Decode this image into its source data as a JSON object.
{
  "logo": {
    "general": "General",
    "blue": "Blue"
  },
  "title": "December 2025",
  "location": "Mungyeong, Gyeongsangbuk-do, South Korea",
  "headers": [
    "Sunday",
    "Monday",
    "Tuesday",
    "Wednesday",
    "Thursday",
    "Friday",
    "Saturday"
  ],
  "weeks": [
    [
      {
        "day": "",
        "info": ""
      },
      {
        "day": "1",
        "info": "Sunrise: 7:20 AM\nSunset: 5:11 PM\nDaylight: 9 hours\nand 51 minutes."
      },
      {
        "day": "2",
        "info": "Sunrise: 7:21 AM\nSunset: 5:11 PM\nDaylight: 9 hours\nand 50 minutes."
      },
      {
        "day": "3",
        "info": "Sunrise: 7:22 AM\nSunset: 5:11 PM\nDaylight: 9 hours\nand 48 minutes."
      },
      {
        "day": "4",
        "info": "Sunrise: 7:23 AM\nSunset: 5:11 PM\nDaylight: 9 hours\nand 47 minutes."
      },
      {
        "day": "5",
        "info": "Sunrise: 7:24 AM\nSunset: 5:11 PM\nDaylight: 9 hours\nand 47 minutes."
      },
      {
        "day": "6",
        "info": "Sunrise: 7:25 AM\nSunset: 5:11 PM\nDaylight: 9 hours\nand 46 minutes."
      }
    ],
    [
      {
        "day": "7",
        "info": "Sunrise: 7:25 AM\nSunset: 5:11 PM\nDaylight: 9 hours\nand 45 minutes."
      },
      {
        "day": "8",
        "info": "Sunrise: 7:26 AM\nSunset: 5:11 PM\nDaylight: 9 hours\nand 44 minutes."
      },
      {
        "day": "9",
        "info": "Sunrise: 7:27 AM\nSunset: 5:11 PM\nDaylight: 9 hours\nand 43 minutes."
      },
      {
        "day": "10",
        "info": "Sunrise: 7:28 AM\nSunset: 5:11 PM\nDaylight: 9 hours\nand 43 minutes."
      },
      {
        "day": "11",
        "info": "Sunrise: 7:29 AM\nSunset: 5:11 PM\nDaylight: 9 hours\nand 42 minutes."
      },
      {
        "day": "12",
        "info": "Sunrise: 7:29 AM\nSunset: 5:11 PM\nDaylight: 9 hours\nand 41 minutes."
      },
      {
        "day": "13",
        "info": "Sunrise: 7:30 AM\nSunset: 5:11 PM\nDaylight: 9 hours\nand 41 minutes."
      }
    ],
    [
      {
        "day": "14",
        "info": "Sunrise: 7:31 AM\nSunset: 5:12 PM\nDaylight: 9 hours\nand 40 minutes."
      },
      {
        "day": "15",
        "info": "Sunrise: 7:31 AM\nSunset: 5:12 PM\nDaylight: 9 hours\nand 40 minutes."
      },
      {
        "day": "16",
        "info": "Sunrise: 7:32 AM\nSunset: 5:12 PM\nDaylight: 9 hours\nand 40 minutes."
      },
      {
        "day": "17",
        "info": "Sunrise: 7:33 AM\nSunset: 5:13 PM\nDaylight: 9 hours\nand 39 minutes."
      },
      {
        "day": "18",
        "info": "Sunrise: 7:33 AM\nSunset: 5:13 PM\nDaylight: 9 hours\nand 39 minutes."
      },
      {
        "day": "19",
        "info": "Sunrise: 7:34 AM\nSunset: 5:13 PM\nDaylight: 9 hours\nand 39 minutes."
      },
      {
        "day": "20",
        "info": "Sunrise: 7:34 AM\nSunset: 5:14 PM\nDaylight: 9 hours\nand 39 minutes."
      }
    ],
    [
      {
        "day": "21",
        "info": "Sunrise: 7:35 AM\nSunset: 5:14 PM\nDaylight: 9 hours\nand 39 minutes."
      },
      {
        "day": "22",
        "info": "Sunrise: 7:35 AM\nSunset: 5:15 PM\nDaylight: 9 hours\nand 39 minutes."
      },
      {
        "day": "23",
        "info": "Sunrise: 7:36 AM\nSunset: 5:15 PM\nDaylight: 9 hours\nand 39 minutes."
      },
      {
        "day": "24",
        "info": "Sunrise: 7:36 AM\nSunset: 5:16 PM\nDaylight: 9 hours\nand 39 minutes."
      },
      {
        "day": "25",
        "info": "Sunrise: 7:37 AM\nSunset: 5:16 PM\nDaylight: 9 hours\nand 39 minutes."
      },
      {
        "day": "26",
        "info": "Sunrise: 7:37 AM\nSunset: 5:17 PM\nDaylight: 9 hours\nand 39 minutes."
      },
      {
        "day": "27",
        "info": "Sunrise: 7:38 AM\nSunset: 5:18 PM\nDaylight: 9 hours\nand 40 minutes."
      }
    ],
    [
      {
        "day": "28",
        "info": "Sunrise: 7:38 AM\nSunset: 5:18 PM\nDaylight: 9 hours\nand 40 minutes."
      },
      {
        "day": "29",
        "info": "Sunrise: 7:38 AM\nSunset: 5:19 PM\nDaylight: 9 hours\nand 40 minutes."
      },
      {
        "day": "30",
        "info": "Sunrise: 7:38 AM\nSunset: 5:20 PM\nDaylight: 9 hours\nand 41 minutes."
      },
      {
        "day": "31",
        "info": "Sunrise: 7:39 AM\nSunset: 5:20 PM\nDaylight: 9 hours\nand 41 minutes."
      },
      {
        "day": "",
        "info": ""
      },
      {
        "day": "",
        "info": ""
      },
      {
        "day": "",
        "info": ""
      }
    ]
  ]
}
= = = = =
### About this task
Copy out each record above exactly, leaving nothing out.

### Response area
Decode this image into its source data as a JSON object.
{
  "logo": {
    "general": "General",
    "blue": "Blue"
  },
  "title": "December 2025",
  "location": "Mungyeong, Gyeongsangbuk-do, South Korea",
  "headers": [
    "Sunday",
    "Monday",
    "Tuesday",
    "Wednesday",
    "Thursday",
    "Friday",
    "Saturday"
  ],
  "weeks": [
    [
      {
        "day": "",
        "info": ""
      },
      {
        "day": "1",
        "info": "Sunrise: 7:20 AM\nSunset: 5:11 PM\nDaylight: 9 hours\nand 51 minutes."
      },
      {
        "day": "2",
        "info": "Sunrise: 7:21 AM\nSunset: 5:11 PM\nDaylight: 9 hours\nand 50 minutes."
      },
      {
        "day": "3",
        "info": "Sunrise: 7:22 AM\nSunset: 5:11 PM\nDaylight: 9 hours\nand 48 minutes."
      },
      {
        "day": "4",
        "info": "Sunrise: 7:23 AM\nSunset: 5:11 PM\nDaylight: 9 hours\nand 47 minutes."
      },
      {
        "day": "5",
        "info": "Sunrise: 7:24 AM\nSunset: 5:11 PM\nDaylight: 9 hours\nand 47 minutes."
      },
      {
        "day": "6",
        "info": "Sunrise: 7:25 AM\nSunset: 5:11 PM\nDaylight: 9 hours\nand 46 minutes."
      }
    ],
    [
      {
        "day": "7",
        "info": "Sunrise: 7:25 AM\nSunset: 5:11 PM\nDaylight: 9 hours\nand 45 minutes."
      },
      {
        "day": "8",
        "info": "Sunrise: 7:26 AM\nSunset: 5:11 PM\nDaylight: 9 hours\nand 44 minutes."
      },
      {
        "day": "9",
        "info": "Sunrise: 7:27 AM\nSunset: 5:11 PM\nDaylight: 9 hours\nand 43 minutes."
      },
      {
        "day": "10",
        "info": "Sunrise: 7:28 AM\nSunset: 5:11 PM\nDaylight: 9 hours\nand 43 minutes."
      },
      {
        "day": "11",
        "info": "Sunrise: 7:29 AM\nSunset: 5:11 PM\nDaylight: 9 hours\nand 42 minutes."
      },
      {
        "day": "12",
        "info": "Sunrise: 7:29 AM\nSunset: 5:11 PM\nDaylight: 9 hours\nand 41 minutes."
      },
      {
        "day": "13",
        "info": "Sunrise: 7:30 AM\nSunset: 5:11 PM\nDaylight: 9 hours\nand 41 minutes."
      }
    ],
    [
      {
        "day": "14",
        "info": "Sunrise: 7:31 AM\nSunset: 5:12 PM\nDaylight: 9 hours\nand 40 minutes."
      },
      {
        "day": "15",
        "info": "Sunrise: 7:31 AM\nSunset: 5:12 PM\nDaylight: 9 hours\nand 40 minutes."
      },
      {
        "day": "16",
        "info": "Sunrise: 7:32 AM\nSunset: 5:12 PM\nDaylight: 9 hours\nand 40 minutes."
      },
      {
        "day": "17",
        "info": "Sunrise: 7:33 AM\nSunset: 5:13 PM\nDaylight: 9 hours\nand 39 minutes."
      },
      {
        "day": "18",
        "info": "Sunrise: 7:33 AM\nSunset: 5:13 PM\nDaylight: 9 hours\nand 39 minutes."
      },
      {
        "day": "19",
        "info": "Sunrise: 7:34 AM\nSunset: 5:13 PM\nDaylight: 9 hours\nand 39 minutes."
      },
      {
        "day": "20",
        "info": "Sunrise: 7:34 AM\nSunset: 5:14 PM\nDaylight: 9 hours\nand 39 minutes."
      }
    ],
    [
      {
        "day": "21",
        "info": "Sunrise: 7:35 AM\nSunset: 5:14 PM\nDaylight: 9 hours\nand 39 minutes."
      },
      {
        "day": "22",
        "info": "Sunrise: 7:35 AM\nSunset: 5:15 PM\nDaylight: 9 hours\nand 39 minutes."
      },
      {
        "day": "23",
        "info": "Sunrise: 7:36 AM\nSunset: 5:15 PM\nDaylight: 9 hours\nand 39 minutes."
      },
      {
        "day": "24",
        "info": "Sunrise: 7:36 AM\nSunset: 5:16 PM\nDaylight: 9 hours\nand 39 minutes."
      },
      {
        "day": "25",
        "info": "Sunrise: 7:37 AM\nSunset: 5:16 PM\nDaylight: 9 hours\nand 39 minutes."
      },
      {
        "day": "26",
        "info": "Sunrise: 7:37 AM\nSunset: 5:17 PM\nDaylight: 9 hours\nand 39 minutes."
      },
      {
        "day": "27",
        "info": "Sunrise: 7:38 AM\nSunset: 5:18 PM\nDaylight: 9 hours\nand 40 minutes."
      }
    ],
    [
      {
        "day": "28",
        "info": "Sunrise: 7:38 AM\nSunset: 5:18 PM\nDaylight: 9 hours\nand 40 minutes."
      },
      {
        "day": "29",
        "info": "Sunrise: 7:38 AM\nSunset: 5:19 PM\nDaylight: 9 hours\nand 40 minutes."
      },
      {
        "day": "30",
        "info": "Sunrise: 7:38 AM\nSunset: 5:20 PM\nDaylight: 9 hours\nand 41 minutes."
      },
      {
        "day": "31",
        "info": "Sunrise: 7:39 AM\nSunset: 5:20 PM\nDaylight: 9 hours\nand 41 minutes."
      },
      {
        "day": "",
        "info": ""
      },
      {
        "day": "",
        "info": ""
      },
      {
        "day": "",
        "info": ""
      }
    ]
  ]
}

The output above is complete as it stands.